YOUR GOAL:
Scan the listing and copy each line where the word "this" is present.

RECORDS FOR THE EXERCISE:
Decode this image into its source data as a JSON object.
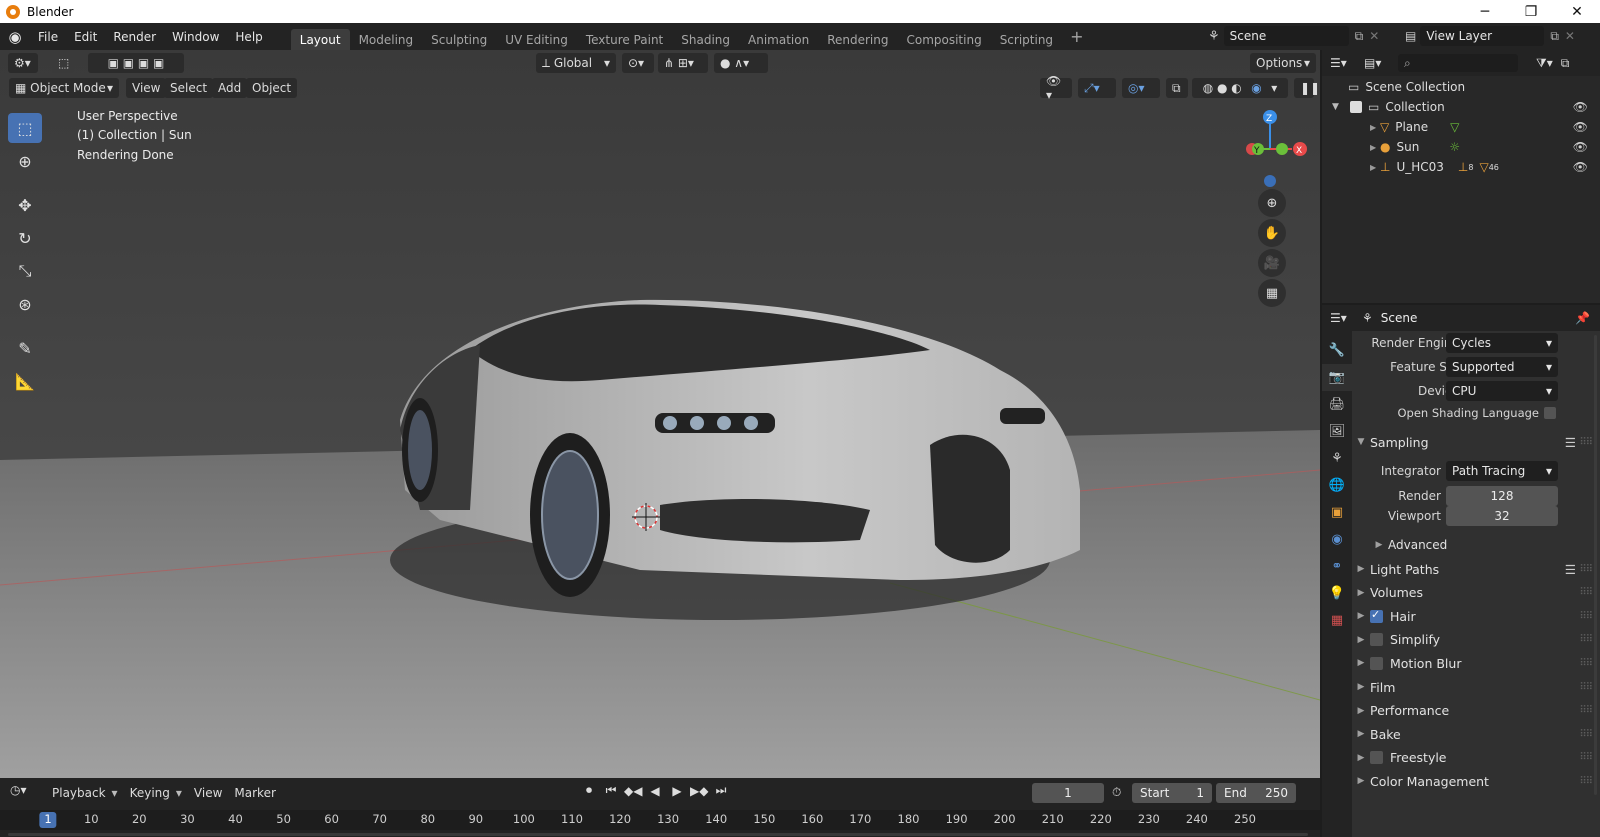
{
  "window": {
    "title": "Blender",
    "minimize": "─",
    "maximize": "❐",
    "close": "✕"
  },
  "menu": [
    "File",
    "Edit",
    "Render",
    "Window",
    "Help"
  ],
  "workspaces": [
    "Layout",
    "Modeling",
    "Sculpting",
    "UV Editing",
    "Texture Paint",
    "Shading",
    "Animation",
    "Rendering",
    "Compositing",
    "Scripting"
  ],
  "active_workspace": "Layout",
  "scene_field": "Scene",
  "view_layer_field": "View Layer",
  "viewport": {
    "mode": "Object Mode",
    "menus": [
      "View",
      "Select",
      "Add",
      "Object"
    ],
    "transform_orientation": "Global",
    "options": "Options",
    "overlay": {
      "perspective": "User Perspective",
      "collection": "(1) Collection | Sun",
      "status": "Rendering Done"
    },
    "gizmo": {
      "z": "Z",
      "y": "Y",
      "x": "X"
    }
  },
  "timeline": {
    "menus": [
      "Playback",
      "Keying",
      "View",
      "Marker"
    ],
    "current_frame": "1",
    "start_label": "Start",
    "start": "1",
    "end_label": "End",
    "end": "250",
    "ruler": [
      "1",
      "10",
      "20",
      "30",
      "40",
      "50",
      "60",
      "70",
      "80",
      "90",
      "100",
      "110",
      "120",
      "130",
      "140",
      "150",
      "160",
      "170",
      "180",
      "190",
      "200",
      "210",
      "220",
      "230",
      "240",
      "250"
    ]
  },
  "outliner": {
    "root": "Scene Collection",
    "collection": "Collection",
    "items": [
      {
        "name": "Plane"
      },
      {
        "name": "Sun"
      },
      {
        "name": "U_HC03",
        "badge1": "8",
        "badge2": "46"
      }
    ]
  },
  "properties": {
    "header": "Scene",
    "render_engine": {
      "label": "Render Engine",
      "value": "Cycles"
    },
    "feature_set": {
      "label": "Feature Set",
      "value": "Supported"
    },
    "device": {
      "label": "Device",
      "value": "CPU"
    },
    "osl": {
      "label": "Open Shading Language"
    },
    "sampling": {
      "title": "Sampling",
      "integrator": {
        "label": "Integrator",
        "value": "Path Tracing"
      },
      "render": {
        "label": "Render",
        "value": "128"
      },
      "viewport": {
        "label": "Viewport",
        "value": "32"
      },
      "advanced": "Advanced"
    },
    "panels": [
      {
        "label": "Light Paths",
        "checkbox": null
      },
      {
        "label": "Volumes",
        "checkbox": null
      },
      {
        "label": "Hair",
        "checkbox": true
      },
      {
        "label": "Simplify",
        "checkbox": false
      },
      {
        "label": "Motion Blur",
        "checkbox": false
      },
      {
        "label": "Film",
        "checkbox": null
      },
      {
        "label": "Performance",
        "checkbox": null
      },
      {
        "label": "Bake",
        "checkbox": null
      },
      {
        "label": "Freestyle",
        "checkbox": false
      },
      {
        "label": "Color Management",
        "checkbox": null
      }
    ]
  },
  "colors": {
    "accent": "#4772b3",
    "orange": "#e8a03a",
    "gizmo_x": "#e84a4a",
    "gizmo_y": "#6bbf3a",
    "gizmo_z": "#3a8fe8"
  }
}
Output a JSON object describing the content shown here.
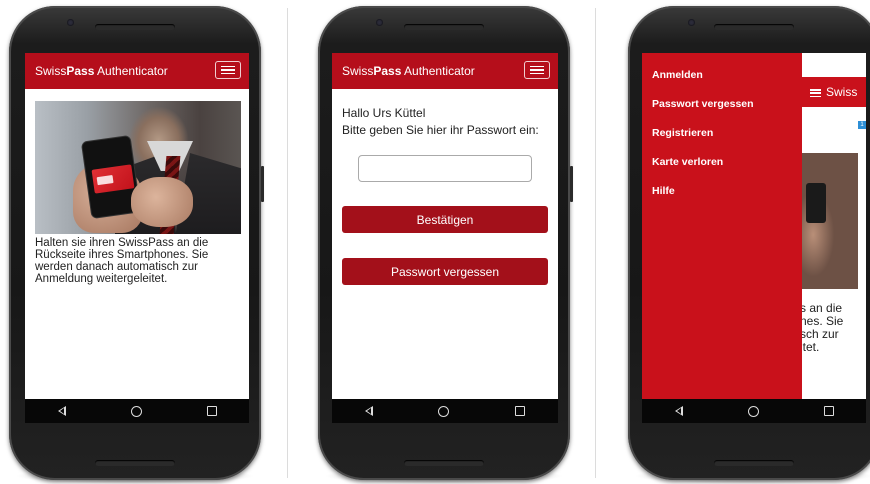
{
  "app": {
    "title_plain": "Swiss",
    "title_bold": "Pass",
    "title_rest": " Authenticator"
  },
  "screen1": {
    "instruction": "Halten sie ihren SwissPass an die Rückseite ihres Smartphones. Sie werden danach automatisch zur Anmeldung weitergeleitet."
  },
  "screen2": {
    "greeting": "Hallo Urs Küttel",
    "prompt": "Bitte geben Sie hier ihr Passwort ein:",
    "password_value": "",
    "confirm_label": "Bestätigen",
    "forgot_label": "Passwort vergessen"
  },
  "screen3": {
    "menu": [
      {
        "label": "Anmelden"
      },
      {
        "label": "Passwort vergessen"
      },
      {
        "label": "Registrieren"
      },
      {
        "label": "Karte verloren"
      },
      {
        "label": "Hilfe"
      }
    ],
    "partial_title": "Swiss",
    "partial_text_lines": [
      "s an die",
      "nes. Sie",
      "sch zur",
      "itet."
    ],
    "badge": "1"
  },
  "colors": {
    "brand_red": "#b50e1b",
    "button_red": "#a3101a",
    "drawer_red": "#c9111b"
  },
  "icons": {
    "menu": "hamburger-icon",
    "back": "back-triangle-icon",
    "home": "home-circle-icon",
    "recent": "recent-square-icon"
  }
}
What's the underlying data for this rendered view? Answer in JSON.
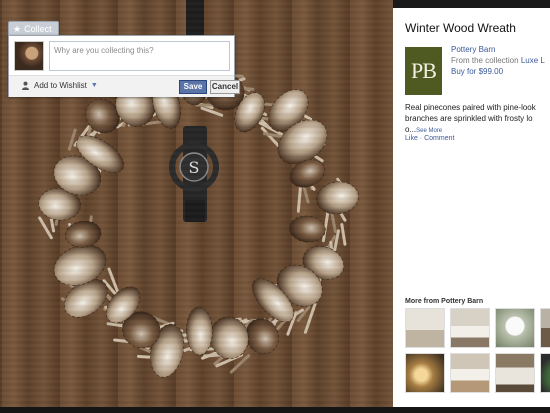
{
  "collect": {
    "tab_label": "Collect",
    "question_placeholder": "Why are you collecting this?",
    "wishlist_label": "Add to Wishlist",
    "save_label": "Save",
    "cancel_label": "Cancel"
  },
  "photo": {
    "monogram": "S"
  },
  "product": {
    "title": "Winter Wood Wreath",
    "logo_text": "PB",
    "brand": "Pottery Barn",
    "from_prefix": "From the collection",
    "collection": "Luxe L",
    "buy": "Buy for $99.00",
    "description": "Real pinecones paired with pine-look branches are sprinkled with frosty lo",
    "description_tail": "o...",
    "see_more": "See More",
    "like": "Like",
    "comment": "Comment"
  },
  "more_from": {
    "heading": "More from Pottery Barn",
    "thumbnails": [
      "stockings-thumb",
      "bedroom-thumb",
      "owl-thumb",
      "bench-thumb",
      "lanterns-thumb",
      "bed-thumb",
      "sofa-thumb",
      "tree-thumb"
    ]
  },
  "colors": {
    "fb_blue": "#3b5998",
    "button_blue": "#5b74a8",
    "logo_green": "#4e5a22",
    "wood": "#6a4b32"
  }
}
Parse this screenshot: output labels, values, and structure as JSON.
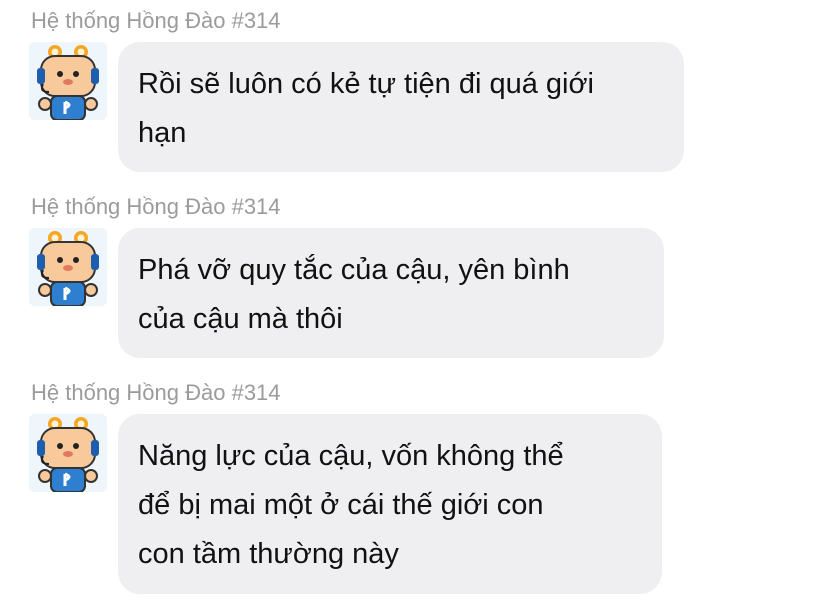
{
  "messages": [
    {
      "sender": "Hệ thống Hồng Đào #314",
      "lines": [
        "Rồi sẽ luôn có kẻ tự tiện đi quá giới",
        "hạn"
      ]
    },
    {
      "sender": "Hệ thống Hồng Đào #314",
      "lines": [
        "Phá vỡ quy tắc của cậu, yên bình",
        "của cậu mà thôi"
      ]
    },
    {
      "sender": "Hệ thống Hồng Đào #314",
      "lines": [
        "Năng lực của cậu, vốn không thể",
        "để bị mai một ở cái thế giới con",
        "con tầm thường này"
      ]
    }
  ],
  "colors": {
    "bubble": "#efeff1",
    "sender_text": "#9b9b9b",
    "message_text": "#111111"
  },
  "icons": {
    "avatar": "robot-mascot-avatar-icon"
  }
}
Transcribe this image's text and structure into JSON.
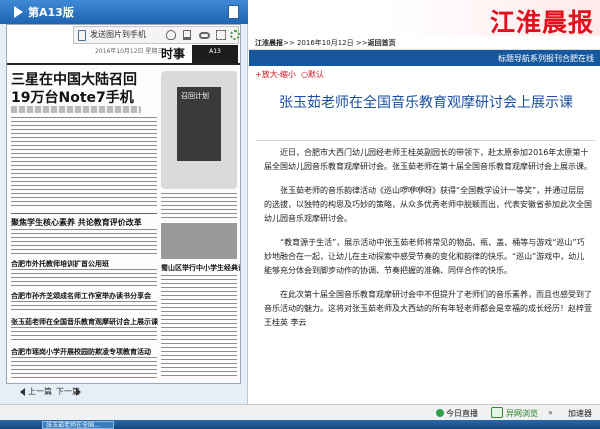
{
  "left_panel": {
    "page_label": "第A13版",
    "toolbar": {
      "send_to_phone": "发送图片到手机"
    },
    "paper": {
      "section": "时事",
      "page_code": "A13",
      "date_line": "2016年10月12日 星期三",
      "headline_1": "三星在中国大陆召回",
      "headline_2": "19万台Note7手机",
      "phone_screen_label": "召回计划",
      "small_headlines": [
        "聚焦学生核心素养 共论教育评价改革",
        "合肥市外托教师培训扩首公用班",
        "合肥市孙齐芝颂成名师工作室举办读书分享会",
        "张玉茹老师在全国音乐教育观摩研讨会上展示课",
        "合肥市瑶岗小学开展校园防欺凌专项教育活动",
        "蜀山区举行中小学生经典诵读展演活动"
      ]
    },
    "pager": {
      "prev": "上一篇",
      "next": "下一篇"
    }
  },
  "masthead": {
    "title": "江淮晨报"
  },
  "breadcrumb": {
    "paper": "江淮晨报",
    "sep": ">>",
    "date": "2016年10月12日",
    "home": "返回首页"
  },
  "nav": {
    "link": "标题导航系列报刊合肥在线"
  },
  "zoom": {
    "in": "放大",
    "out": "缩小",
    "reset": "默认"
  },
  "article": {
    "title": "张玉茹老师在全国音乐教育观摩研讨会上展示课",
    "paragraphs": [
      "近日，合肥市大西门幼儿园经老师王桂英副园长的带领下，赴太原参加2016年太原第十届全国幼儿园音乐教育观摩研讨会。张玉茹老师在第十届全国音乐教育观摩研讨会上展示课。",
      "张玉茹老师的音乐韵律活动《巡山啰咿咿呀》获得“全国教学设计一等奖”，并通过层层的选拔，以独特的构思及巧妙的策略，从众多优秀老师中脱颖而出，代表安徽省参加此次全国幼儿园音乐观摩研讨会。",
      "“教育源于生活”，展示活动中张玉茹老师将常见的物品、瓶、盖、桶等与游戏“巡山”巧妙地融合在一起，让幼儿在主动探索中感受节奏的变化和韵律的快乐。“巡山”游戏中，幼儿能够充分体会到脚步动作的协调、节奏把握的准确、同伴合作的快乐。",
      "在此次第十届全国音乐教育观摩研讨会中不但提升了老师们的音乐素养，而且也感受到了音乐活动的魅力。这将对张玉茹老师及大西幼的所有年轻老师都会是幸福的成长经历！赵梓萱 王桂英 李云"
    ]
  },
  "status_bar": {
    "live": "今日直播",
    "browser": "异网浏览",
    "more": "»",
    "speedup": "加速器"
  },
  "taskbar": {
    "tab": "张玉茹老师在全国..."
  }
}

TASK SOLUTION:
Decode this image into its source data as a JSON object.
What's the underlying data for this rendered view? Answer in JSON.
    "question_placeholder": "Why are you collecting this?",
Parse this screenshot: output labels, values, and structure as JSON.
Transcribe this image's text and structure into JSON.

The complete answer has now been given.